* **Your assignment**
Go through the records and show each line where the word "request" occurs.

========================================================================

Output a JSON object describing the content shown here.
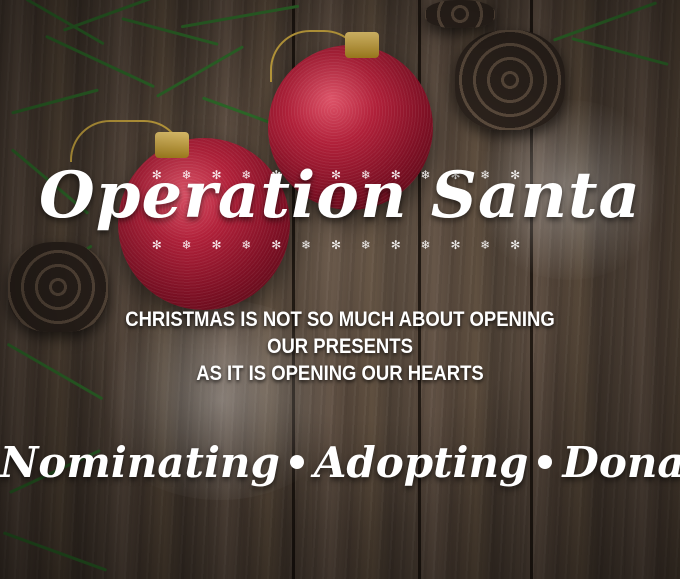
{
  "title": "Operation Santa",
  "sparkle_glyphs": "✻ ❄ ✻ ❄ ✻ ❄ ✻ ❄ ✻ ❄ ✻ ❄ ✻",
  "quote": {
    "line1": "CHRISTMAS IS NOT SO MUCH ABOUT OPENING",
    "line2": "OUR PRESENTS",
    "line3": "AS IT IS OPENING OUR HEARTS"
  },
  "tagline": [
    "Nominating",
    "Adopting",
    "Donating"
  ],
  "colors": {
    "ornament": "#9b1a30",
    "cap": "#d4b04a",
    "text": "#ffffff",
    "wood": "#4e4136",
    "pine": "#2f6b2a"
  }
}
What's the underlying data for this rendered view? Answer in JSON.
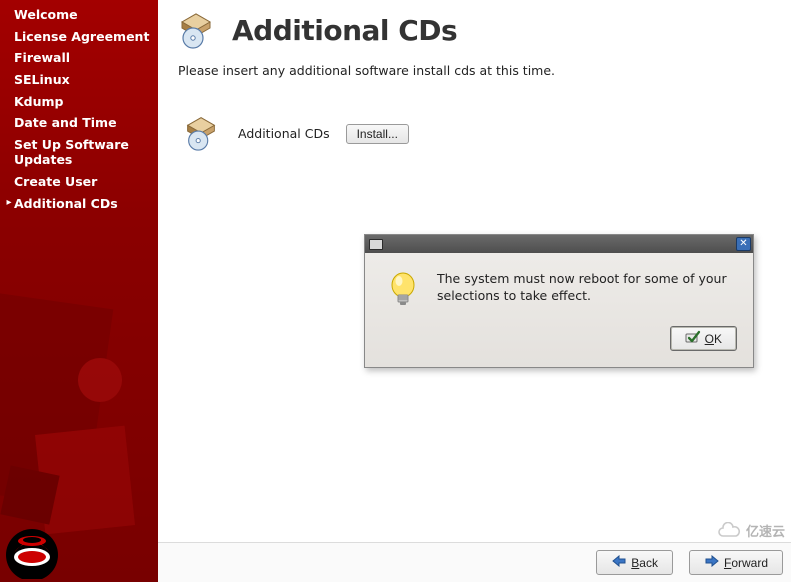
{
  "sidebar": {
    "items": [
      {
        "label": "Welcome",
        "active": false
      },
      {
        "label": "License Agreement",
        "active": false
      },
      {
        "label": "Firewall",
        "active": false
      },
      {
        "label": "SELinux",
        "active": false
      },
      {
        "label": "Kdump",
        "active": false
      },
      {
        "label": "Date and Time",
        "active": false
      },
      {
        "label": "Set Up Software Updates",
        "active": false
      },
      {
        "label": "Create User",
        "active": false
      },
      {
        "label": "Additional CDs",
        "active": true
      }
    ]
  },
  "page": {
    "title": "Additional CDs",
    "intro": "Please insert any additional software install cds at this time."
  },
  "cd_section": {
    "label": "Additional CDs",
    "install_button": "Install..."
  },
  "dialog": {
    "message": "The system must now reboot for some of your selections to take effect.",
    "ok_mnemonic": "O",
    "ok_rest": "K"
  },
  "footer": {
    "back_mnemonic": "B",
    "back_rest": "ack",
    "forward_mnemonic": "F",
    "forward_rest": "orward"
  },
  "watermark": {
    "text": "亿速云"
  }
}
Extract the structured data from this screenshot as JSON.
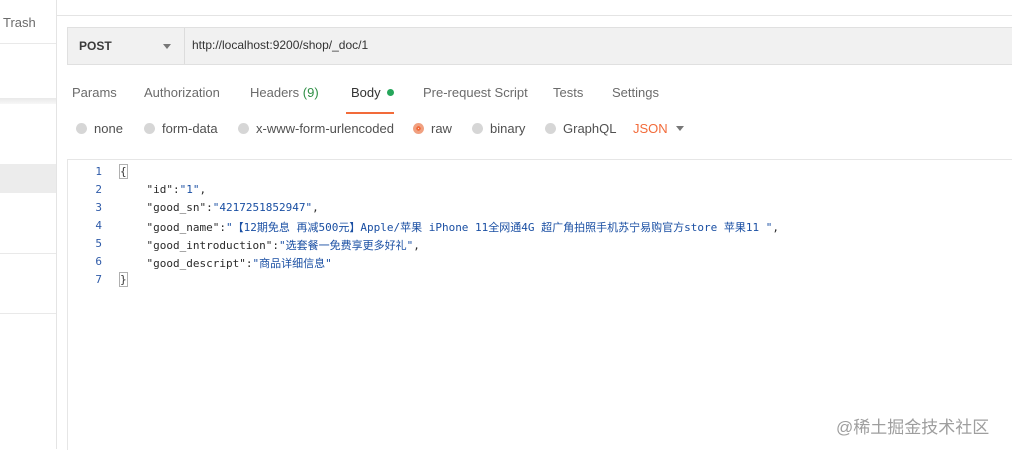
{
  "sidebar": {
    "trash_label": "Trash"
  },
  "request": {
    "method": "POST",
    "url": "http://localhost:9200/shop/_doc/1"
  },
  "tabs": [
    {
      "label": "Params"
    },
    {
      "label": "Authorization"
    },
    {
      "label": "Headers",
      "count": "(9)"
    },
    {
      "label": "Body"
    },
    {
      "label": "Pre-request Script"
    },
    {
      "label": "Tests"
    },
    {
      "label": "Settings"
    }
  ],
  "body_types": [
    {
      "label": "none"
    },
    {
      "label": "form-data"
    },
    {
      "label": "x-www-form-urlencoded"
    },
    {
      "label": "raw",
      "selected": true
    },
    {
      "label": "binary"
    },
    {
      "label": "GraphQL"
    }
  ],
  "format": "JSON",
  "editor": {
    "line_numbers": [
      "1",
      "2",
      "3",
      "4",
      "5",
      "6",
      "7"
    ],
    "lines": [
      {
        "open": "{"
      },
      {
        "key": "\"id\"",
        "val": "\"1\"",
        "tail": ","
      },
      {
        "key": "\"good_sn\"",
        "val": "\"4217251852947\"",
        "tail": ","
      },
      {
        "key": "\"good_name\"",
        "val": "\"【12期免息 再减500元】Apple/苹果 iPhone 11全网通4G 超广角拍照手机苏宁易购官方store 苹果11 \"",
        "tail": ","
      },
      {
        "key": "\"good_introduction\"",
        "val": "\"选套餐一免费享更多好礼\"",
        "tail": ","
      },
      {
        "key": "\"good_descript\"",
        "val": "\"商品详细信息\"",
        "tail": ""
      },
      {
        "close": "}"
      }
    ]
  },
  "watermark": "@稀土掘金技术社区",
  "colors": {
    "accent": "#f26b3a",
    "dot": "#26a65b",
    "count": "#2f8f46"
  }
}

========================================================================

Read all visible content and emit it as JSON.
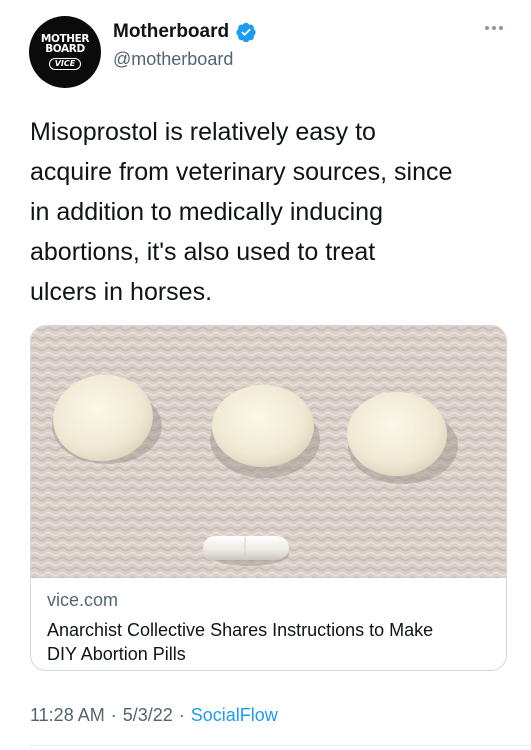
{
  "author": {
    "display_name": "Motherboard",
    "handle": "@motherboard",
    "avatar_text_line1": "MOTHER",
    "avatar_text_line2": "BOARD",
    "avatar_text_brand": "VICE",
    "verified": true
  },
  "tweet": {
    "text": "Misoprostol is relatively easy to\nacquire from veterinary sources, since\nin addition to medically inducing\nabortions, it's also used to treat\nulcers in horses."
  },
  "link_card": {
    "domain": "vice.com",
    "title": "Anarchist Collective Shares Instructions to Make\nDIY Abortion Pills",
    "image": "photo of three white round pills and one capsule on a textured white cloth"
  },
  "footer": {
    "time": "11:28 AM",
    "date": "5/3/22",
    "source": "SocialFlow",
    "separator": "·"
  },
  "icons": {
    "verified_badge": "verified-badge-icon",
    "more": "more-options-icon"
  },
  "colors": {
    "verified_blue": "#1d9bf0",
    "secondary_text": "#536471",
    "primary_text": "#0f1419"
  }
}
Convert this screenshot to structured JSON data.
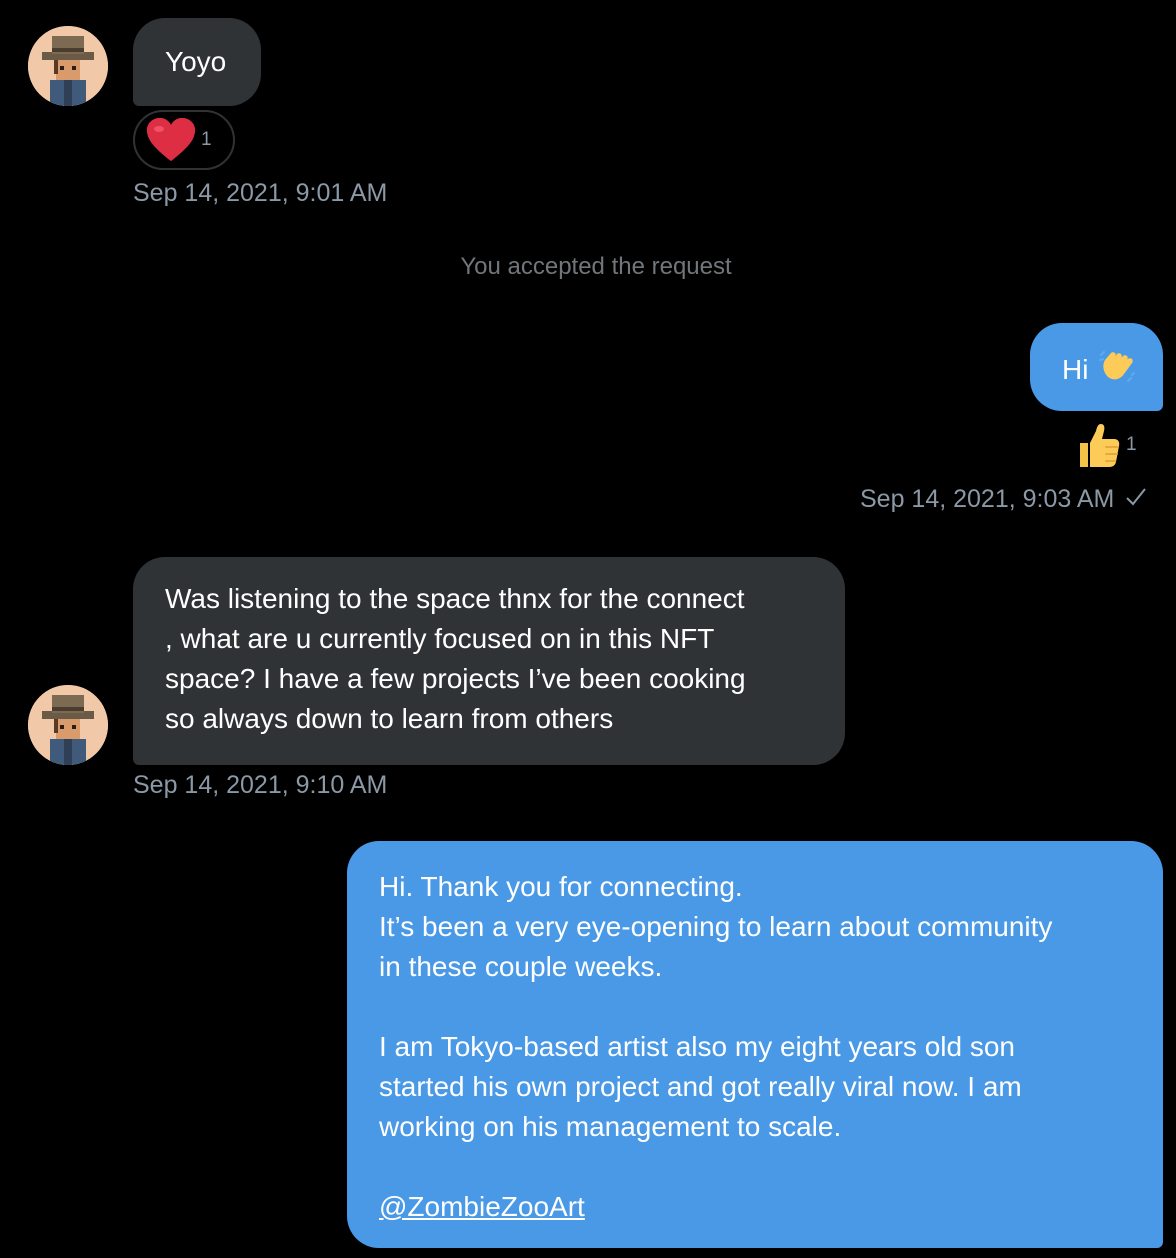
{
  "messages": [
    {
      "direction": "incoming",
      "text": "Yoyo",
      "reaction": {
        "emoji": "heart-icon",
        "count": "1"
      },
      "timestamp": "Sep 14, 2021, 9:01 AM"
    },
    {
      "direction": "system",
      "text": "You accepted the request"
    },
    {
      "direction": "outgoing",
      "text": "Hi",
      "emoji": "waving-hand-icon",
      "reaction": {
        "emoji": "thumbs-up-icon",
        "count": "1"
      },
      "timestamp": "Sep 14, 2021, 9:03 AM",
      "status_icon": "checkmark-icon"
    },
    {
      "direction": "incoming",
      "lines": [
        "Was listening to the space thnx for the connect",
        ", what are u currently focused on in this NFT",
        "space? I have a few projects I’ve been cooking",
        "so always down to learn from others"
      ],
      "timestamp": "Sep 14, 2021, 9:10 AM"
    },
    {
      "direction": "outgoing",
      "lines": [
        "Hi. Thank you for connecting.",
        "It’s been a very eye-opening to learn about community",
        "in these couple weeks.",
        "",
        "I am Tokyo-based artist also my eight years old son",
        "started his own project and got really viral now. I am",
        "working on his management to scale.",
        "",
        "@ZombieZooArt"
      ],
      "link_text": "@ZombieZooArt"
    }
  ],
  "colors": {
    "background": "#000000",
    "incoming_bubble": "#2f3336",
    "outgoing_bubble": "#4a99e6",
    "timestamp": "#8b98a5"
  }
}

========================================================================

* **Exercise output**
  "request": {
      "label": "Pre-request Script"
      "text": "You accepted the request"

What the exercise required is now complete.